## Problem requirements
Can you output the records below exactly as they are written?

## Data entries
+++
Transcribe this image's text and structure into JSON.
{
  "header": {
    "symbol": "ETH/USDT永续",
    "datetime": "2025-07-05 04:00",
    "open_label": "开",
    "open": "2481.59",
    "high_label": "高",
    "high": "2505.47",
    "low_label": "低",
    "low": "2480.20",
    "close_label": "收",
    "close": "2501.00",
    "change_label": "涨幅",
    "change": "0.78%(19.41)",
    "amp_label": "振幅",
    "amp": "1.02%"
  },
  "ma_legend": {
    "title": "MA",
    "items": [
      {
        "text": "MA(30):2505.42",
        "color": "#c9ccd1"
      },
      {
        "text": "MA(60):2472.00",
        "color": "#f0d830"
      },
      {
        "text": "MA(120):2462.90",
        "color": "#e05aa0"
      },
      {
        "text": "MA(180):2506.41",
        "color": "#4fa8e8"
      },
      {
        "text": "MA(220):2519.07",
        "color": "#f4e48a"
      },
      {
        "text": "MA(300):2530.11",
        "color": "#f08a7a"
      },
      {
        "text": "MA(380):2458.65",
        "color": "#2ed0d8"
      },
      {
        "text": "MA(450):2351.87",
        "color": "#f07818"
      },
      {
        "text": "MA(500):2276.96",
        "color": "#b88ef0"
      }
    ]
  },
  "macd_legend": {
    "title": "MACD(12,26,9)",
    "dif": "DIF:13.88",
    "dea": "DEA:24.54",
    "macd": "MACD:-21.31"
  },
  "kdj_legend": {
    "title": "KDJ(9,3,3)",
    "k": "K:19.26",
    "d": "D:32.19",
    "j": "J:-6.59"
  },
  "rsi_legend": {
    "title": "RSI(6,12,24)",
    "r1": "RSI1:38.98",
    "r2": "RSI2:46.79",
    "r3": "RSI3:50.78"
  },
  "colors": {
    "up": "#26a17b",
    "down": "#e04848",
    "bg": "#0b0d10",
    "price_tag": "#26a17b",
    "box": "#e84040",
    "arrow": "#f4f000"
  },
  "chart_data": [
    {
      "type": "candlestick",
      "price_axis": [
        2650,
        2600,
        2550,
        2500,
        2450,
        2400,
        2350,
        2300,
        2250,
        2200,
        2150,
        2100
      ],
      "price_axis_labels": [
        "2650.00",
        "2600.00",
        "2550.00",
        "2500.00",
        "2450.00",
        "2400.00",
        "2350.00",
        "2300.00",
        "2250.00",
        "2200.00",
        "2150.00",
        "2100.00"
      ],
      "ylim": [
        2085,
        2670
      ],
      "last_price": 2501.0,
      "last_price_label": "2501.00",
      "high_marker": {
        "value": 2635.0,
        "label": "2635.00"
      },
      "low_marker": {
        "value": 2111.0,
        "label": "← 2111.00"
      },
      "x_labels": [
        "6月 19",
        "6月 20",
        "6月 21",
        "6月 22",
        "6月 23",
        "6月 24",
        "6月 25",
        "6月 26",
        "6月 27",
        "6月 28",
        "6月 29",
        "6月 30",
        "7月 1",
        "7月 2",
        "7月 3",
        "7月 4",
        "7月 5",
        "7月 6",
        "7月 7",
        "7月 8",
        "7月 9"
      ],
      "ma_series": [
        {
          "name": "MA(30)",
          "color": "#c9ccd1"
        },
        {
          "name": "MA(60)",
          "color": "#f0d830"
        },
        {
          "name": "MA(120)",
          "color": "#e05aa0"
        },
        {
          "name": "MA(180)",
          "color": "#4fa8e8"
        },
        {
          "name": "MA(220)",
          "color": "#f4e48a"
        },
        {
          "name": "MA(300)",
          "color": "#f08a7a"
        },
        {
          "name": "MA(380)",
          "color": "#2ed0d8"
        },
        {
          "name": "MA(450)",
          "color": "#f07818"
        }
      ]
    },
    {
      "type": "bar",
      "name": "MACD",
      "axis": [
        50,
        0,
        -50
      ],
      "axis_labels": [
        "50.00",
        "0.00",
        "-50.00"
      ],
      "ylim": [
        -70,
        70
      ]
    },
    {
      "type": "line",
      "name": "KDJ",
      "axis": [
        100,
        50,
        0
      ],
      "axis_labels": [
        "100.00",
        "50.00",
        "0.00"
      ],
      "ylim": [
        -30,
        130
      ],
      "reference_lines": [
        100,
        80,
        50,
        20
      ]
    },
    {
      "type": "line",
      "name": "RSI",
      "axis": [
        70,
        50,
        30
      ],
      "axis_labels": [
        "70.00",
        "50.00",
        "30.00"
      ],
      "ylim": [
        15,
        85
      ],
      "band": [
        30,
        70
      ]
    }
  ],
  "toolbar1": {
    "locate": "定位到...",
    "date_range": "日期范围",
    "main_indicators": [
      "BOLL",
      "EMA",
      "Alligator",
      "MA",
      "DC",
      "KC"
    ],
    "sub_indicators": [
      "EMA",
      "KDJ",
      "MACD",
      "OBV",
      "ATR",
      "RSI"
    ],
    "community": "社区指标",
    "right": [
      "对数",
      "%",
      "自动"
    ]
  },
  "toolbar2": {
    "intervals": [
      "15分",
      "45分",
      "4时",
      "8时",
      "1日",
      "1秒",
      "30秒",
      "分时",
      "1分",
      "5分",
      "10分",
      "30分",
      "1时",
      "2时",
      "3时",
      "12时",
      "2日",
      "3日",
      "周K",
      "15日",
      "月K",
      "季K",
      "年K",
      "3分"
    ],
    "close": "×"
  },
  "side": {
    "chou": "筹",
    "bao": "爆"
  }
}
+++
## Reply
Transcribe this image's text and structure into JSON.
{
  "header": {
    "symbol": "ETH/USDT永续",
    "datetime": "2025-07-05 04:00",
    "open_label": "开",
    "open": "2481.59",
    "high_label": "高",
    "high": "2505.47",
    "low_label": "低",
    "low": "2480.20",
    "close_label": "收",
    "close": "2501.00",
    "change_label": "涨幅",
    "change": "0.78%(19.41)",
    "amp_label": "振幅",
    "amp": "1.02%"
  },
  "ma_legend": {
    "title": "MA",
    "items": [
      {
        "text": "MA(30):2505.42",
        "color": "#c9ccd1"
      },
      {
        "text": "MA(60):2472.00",
        "color": "#f0d830"
      },
      {
        "text": "MA(120):2462.90",
        "color": "#e05aa0"
      },
      {
        "text": "MA(180):2506.41",
        "color": "#4fa8e8"
      },
      {
        "text": "MA(220):2519.07",
        "color": "#f4e48a"
      },
      {
        "text": "MA(300):2530.11",
        "color": "#f08a7a"
      },
      {
        "text": "MA(380):2458.65",
        "color": "#2ed0d8"
      },
      {
        "text": "MA(450):2351.87",
        "color": "#f07818"
      },
      {
        "text": "MA(500):2276.96",
        "color": "#b88ef0"
      }
    ]
  },
  "macd_legend": {
    "title": "MACD(12,26,9)",
    "dif": "DIF:13.88",
    "dea": "DEA:24.54",
    "macd": "MACD:-21.31"
  },
  "kdj_legend": {
    "title": "KDJ(9,3,3)",
    "k": "K:19.26",
    "d": "D:32.19",
    "j": "J:-6.59"
  },
  "rsi_legend": {
    "title": "RSI(6,12,24)",
    "r1": "RSI1:38.98",
    "r2": "RSI2:46.79",
    "r3": "RSI3:50.78"
  },
  "colors": {
    "up": "#26a17b",
    "down": "#e04848",
    "bg": "#0b0d10",
    "price_tag": "#26a17b",
    "box": "#e84040",
    "arrow": "#f4f000"
  },
  "chart_data": [
    {
      "type": "candlestick",
      "price_axis": [
        2650,
        2600,
        2550,
        2500,
        2450,
        2400,
        2350,
        2300,
        2250,
        2200,
        2150,
        2100
      ],
      "price_axis_labels": [
        "2650.00",
        "2600.00",
        "2550.00",
        "2500.00",
        "2450.00",
        "2400.00",
        "2350.00",
        "2300.00",
        "2250.00",
        "2200.00",
        "2150.00",
        "2100.00"
      ],
      "ylim": [
        2085,
        2670
      ],
      "last_price": 2501.0,
      "last_price_label": "2501.00",
      "high_marker": {
        "value": 2635.0,
        "label": "2635.00"
      },
      "low_marker": {
        "value": 2111.0,
        "label": "← 2111.00"
      },
      "x_labels": [
        "6月 19",
        "6月 20",
        "6月 21",
        "6月 22",
        "6月 23",
        "6月 24",
        "6月 25",
        "6月 26",
        "6月 27",
        "6月 28",
        "6月 29",
        "6月 30",
        "7月 1",
        "7月 2",
        "7月 3",
        "7月 4",
        "7月 5",
        "7月 6",
        "7月 7",
        "7月 8",
        "7月 9"
      ],
      "ma_series": [
        {
          "name": "MA(30)",
          "color": "#c9ccd1"
        },
        {
          "name": "MA(60)",
          "color": "#f0d830"
        },
        {
          "name": "MA(120)",
          "color": "#e05aa0"
        },
        {
          "name": "MA(180)",
          "color": "#4fa8e8"
        },
        {
          "name": "MA(220)",
          "color": "#f4e48a"
        },
        {
          "name": "MA(300)",
          "color": "#f08a7a"
        },
        {
          "name": "MA(380)",
          "color": "#2ed0d8"
        },
        {
          "name": "MA(450)",
          "color": "#f07818"
        }
      ]
    },
    {
      "type": "bar",
      "name": "MACD",
      "axis": [
        50,
        0,
        -50
      ],
      "axis_labels": [
        "50.00",
        "0.00",
        "-50.00"
      ],
      "ylim": [
        -70,
        70
      ]
    },
    {
      "type": "line",
      "name": "KDJ",
      "axis": [
        100,
        50,
        0
      ],
      "axis_labels": [
        "100.00",
        "50.00",
        "0.00"
      ],
      "ylim": [
        -30,
        130
      ],
      "reference_lines": [
        100,
        80,
        50,
        20
      ]
    },
    {
      "type": "line",
      "name": "RSI",
      "axis": [
        70,
        50,
        30
      ],
      "axis_labels": [
        "70.00",
        "50.00",
        "30.00"
      ],
      "ylim": [
        15,
        85
      ],
      "band": [
        30,
        70
      ]
    }
  ],
  "toolbar1": {
    "locate": "定位到...",
    "date_range": "日期范围",
    "main_indicators": [
      "BOLL",
      "EMA",
      "Alligator",
      "MA",
      "DC",
      "KC"
    ],
    "sub_indicators": [
      "EMA",
      "KDJ",
      "MACD",
      "OBV",
      "ATR",
      "RSI"
    ],
    "community": "社区指标",
    "right": [
      "对数",
      "%",
      "自动"
    ]
  },
  "toolbar2": {
    "intervals": [
      "15分",
      "45分",
      "4时",
      "8时",
      "1日",
      "1秒",
      "30秒",
      "分时",
      "1分",
      "5分",
      "10分",
      "30分",
      "1时",
      "2时",
      "3时",
      "12时",
      "2日",
      "3日",
      "周K",
      "15日",
      "月K",
      "季K",
      "年K",
      "3分"
    ],
    "close": "×"
  },
  "side": {
    "chou": "筹",
    "bao": "爆"
  }
}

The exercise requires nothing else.